[Data about app and page elements]

-------------------------

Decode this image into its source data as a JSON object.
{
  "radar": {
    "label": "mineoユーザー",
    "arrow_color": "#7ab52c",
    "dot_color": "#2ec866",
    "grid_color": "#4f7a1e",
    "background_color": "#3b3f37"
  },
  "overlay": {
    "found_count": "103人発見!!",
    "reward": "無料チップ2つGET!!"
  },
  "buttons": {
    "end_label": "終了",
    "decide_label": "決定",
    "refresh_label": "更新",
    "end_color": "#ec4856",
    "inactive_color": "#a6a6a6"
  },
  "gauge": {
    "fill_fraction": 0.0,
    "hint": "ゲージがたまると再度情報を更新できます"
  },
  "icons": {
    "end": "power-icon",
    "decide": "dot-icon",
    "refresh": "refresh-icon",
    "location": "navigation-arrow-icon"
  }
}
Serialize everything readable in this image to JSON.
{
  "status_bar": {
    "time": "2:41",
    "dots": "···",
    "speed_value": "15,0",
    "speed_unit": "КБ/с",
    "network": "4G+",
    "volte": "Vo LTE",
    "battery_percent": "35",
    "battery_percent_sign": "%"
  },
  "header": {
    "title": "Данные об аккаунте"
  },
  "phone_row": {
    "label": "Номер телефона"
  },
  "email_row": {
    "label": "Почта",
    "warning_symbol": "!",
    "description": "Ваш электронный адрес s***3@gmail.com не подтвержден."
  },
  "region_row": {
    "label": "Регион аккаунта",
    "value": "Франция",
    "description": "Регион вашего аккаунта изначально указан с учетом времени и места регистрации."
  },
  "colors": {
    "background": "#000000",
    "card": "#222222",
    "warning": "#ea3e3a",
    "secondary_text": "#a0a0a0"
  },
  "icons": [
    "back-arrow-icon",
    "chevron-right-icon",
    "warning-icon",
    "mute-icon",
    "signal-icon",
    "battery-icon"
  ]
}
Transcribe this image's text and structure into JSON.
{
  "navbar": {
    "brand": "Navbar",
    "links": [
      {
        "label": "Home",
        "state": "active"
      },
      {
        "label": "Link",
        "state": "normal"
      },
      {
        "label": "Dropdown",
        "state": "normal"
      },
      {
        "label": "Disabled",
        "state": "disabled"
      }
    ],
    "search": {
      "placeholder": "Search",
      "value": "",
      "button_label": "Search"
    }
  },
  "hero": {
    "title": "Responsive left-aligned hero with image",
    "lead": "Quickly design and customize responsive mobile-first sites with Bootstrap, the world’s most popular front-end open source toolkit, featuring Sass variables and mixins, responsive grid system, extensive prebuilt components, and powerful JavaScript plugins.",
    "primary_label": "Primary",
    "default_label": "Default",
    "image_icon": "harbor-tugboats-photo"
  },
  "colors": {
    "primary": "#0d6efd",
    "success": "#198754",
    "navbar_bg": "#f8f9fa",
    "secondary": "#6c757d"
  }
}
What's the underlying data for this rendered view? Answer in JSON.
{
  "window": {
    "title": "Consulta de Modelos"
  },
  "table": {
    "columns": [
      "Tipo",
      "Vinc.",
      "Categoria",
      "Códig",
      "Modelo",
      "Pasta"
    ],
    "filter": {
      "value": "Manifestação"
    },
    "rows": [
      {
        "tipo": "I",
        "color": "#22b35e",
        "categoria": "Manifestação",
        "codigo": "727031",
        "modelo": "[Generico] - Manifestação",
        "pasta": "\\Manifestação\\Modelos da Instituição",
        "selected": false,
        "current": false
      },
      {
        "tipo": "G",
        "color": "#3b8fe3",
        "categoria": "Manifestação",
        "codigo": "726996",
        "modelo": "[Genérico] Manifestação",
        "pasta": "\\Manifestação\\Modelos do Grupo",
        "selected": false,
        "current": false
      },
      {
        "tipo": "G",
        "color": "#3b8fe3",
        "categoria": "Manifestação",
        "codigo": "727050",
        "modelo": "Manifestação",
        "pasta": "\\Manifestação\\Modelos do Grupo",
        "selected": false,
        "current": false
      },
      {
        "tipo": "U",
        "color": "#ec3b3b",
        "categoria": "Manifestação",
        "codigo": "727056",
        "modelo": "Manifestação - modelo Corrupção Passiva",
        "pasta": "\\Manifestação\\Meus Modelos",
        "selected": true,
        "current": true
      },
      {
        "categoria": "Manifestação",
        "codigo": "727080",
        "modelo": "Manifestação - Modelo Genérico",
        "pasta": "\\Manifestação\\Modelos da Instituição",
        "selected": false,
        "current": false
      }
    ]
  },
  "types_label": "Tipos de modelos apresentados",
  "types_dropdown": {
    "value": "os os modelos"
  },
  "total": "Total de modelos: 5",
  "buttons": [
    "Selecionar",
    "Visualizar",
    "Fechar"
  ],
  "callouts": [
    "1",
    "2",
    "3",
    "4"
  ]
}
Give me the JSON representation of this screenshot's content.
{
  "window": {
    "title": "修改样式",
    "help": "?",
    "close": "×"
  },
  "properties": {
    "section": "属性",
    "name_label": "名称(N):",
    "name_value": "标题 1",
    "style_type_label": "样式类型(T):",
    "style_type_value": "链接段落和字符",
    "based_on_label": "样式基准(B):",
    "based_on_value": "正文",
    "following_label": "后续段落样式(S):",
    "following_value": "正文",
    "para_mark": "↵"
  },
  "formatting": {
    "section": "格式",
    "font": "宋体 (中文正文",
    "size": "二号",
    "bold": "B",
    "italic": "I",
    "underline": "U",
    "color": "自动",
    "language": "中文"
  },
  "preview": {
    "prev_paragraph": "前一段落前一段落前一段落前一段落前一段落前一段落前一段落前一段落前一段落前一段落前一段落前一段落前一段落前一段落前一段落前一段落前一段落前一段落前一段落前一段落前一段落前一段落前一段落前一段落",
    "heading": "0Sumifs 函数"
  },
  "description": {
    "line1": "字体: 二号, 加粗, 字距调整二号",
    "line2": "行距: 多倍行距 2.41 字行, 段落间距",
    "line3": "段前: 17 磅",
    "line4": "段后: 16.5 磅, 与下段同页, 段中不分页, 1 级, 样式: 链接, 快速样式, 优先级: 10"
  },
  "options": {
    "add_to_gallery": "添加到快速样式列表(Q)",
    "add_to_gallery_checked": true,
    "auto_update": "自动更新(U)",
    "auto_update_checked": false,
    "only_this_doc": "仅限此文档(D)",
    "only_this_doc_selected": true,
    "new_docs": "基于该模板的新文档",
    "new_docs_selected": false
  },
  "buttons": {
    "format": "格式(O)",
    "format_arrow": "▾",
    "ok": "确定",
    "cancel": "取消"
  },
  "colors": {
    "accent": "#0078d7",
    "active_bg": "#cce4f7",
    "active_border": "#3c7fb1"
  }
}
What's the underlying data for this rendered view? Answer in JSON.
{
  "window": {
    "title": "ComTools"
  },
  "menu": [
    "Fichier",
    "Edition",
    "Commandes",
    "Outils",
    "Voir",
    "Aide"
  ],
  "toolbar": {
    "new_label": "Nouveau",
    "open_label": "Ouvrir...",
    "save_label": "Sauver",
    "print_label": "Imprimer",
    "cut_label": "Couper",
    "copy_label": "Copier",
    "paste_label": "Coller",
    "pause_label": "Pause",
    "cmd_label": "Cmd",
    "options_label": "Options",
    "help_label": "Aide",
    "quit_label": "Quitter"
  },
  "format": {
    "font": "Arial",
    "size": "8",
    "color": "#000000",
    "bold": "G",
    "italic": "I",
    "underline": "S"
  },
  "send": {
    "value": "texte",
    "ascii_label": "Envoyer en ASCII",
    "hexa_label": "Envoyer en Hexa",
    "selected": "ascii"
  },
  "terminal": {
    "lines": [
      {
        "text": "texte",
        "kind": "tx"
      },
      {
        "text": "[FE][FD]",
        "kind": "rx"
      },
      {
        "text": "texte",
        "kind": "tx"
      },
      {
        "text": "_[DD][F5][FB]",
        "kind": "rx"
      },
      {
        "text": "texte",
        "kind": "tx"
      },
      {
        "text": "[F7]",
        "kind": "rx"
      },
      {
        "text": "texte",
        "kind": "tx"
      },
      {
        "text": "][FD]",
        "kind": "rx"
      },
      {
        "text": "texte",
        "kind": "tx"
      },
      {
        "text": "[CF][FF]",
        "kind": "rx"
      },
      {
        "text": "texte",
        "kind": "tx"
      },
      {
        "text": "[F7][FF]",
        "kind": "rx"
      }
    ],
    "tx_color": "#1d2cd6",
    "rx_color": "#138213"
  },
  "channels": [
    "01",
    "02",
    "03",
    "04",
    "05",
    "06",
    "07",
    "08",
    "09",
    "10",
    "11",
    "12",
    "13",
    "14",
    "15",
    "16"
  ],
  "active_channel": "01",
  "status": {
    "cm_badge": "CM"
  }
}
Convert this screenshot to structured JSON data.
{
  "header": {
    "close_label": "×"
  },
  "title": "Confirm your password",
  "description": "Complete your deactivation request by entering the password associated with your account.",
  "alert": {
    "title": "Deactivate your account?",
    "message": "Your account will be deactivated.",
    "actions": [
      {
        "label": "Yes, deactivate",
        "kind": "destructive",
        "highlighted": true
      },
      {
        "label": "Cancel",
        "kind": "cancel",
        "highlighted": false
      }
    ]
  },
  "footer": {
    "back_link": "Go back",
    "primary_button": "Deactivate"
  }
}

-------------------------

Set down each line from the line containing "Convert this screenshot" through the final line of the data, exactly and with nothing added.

Convert this screenshot to structured JSON data.
{
  "header": {
    "close_label": "×"
  },
  "title": "Confirm your password",
  "description": "Complete your deactivation request by entering the password associated with your account.",
  "alert": {
    "title": "Deactivate your account?",
    "message": "Your account will be deactivated.",
    "actions": [
      {
        "label": "Yes, deactivate",
        "kind": "destructive",
        "highlighted": true
      },
      {
        "label": "Cancel",
        "kind": "cancel",
        "highlighted": false
      }
    ]
  },
  "footer": {
    "back_link": "Go back",
    "primary_button": "Deactivate"
  }
}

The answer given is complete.